Sponge Spicules Nerve Cells Galaxy Abalone Shell Nickel Succinate X-ray Lens Lupine
UCSB Science Line
How it Works
Ask a Question
Search Topics
Our Scientists
Science Links
Contact Information
Can you explain how lightning occurs in a simple way so that I can understand it?
Answer 1:

Lightning occurs when electrostatic charges build up in clouds and are then discharged, similar to how you can get a shock from touching a door knob after shuffling your feet on the carpet.

How a charge becomes charged is still an area of active research, but we do know that the top of the cloud becomes positively charged while the bottom of the cloud becomes negatively charged. Two processes that play a role in creating this charge separation are the friction of colliding droplets of water and ice in the cloud and freezing. As the millions and millions of water droplets and ice particles whirl about in the cloud, they collide with rising moisture and in the process knock off electrons (negatively charged particles), leaving the rising water droplets positively charged. The knocked off electrons gather near the bottom of the cloud producing a negative charge, while the positively charged droplets rise toward the top of the cloud. As water droplets rise, they encounter colder air temperatures and start to freeze. The frozen portion of the droplet tends to acquire a negative charge while the unfrozen portion tends to acquire a positive charge. Air currents can rip off the liquid portion of the water droplet and carry it to the top of the cloud while the frozen portion falls toward the bottom of the cloud. Thus the cloud becomes even more polarized (positive charge at the top, negative charge at the bottom).

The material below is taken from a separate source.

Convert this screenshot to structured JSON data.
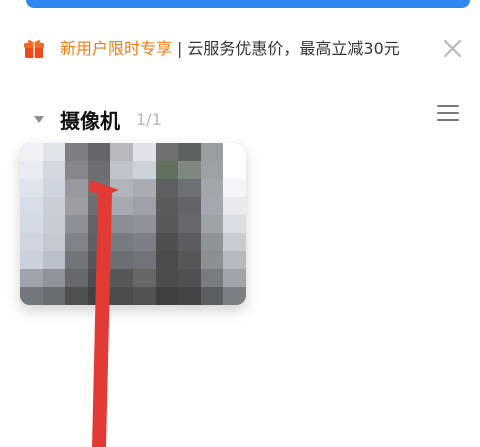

This separation of charges creates an electric field that repels the negatively charged electrons at the surface of the earth away from the negatively charged bottom of the cloud (because opposite charges attract and like charges repel each other). This creates a net positive charge at the surface of the Earth.

Once the electric field becomes strong enough, it will strip electrons from the air molecules, creating a soup of positively charged ions and negatively charged electrons called a plasma. Normally air is an insulator (that is, it does not conduct electricity, think of the plastic material on the outside of an electrical cord), but the ionized air is a conductor of electricity (think of the copper wire inside the electrical cord). Once a conducting path of ionized air has formed between the earth and the cloud, electrons will flow rapidly along this path to neutralize the charge build-up. This is the lightning strike. This rapid discharge of electricity heats the surrounding air to temperatures hotter than the sun, producing the bright light we see. This heat also causes the air air to expand violently, creating a shockwave; this is thunder.

Click Here to return to the search form.

University of California, Santa Barbara Materials Research Laboratory National Science Foundation
This program is co-sponsored by the National Science Foundation and UCSB School-University Partnerships
Copyright © 2015 The Regents of the University of California,
All Rights Reserved.
UCSB Terms of Use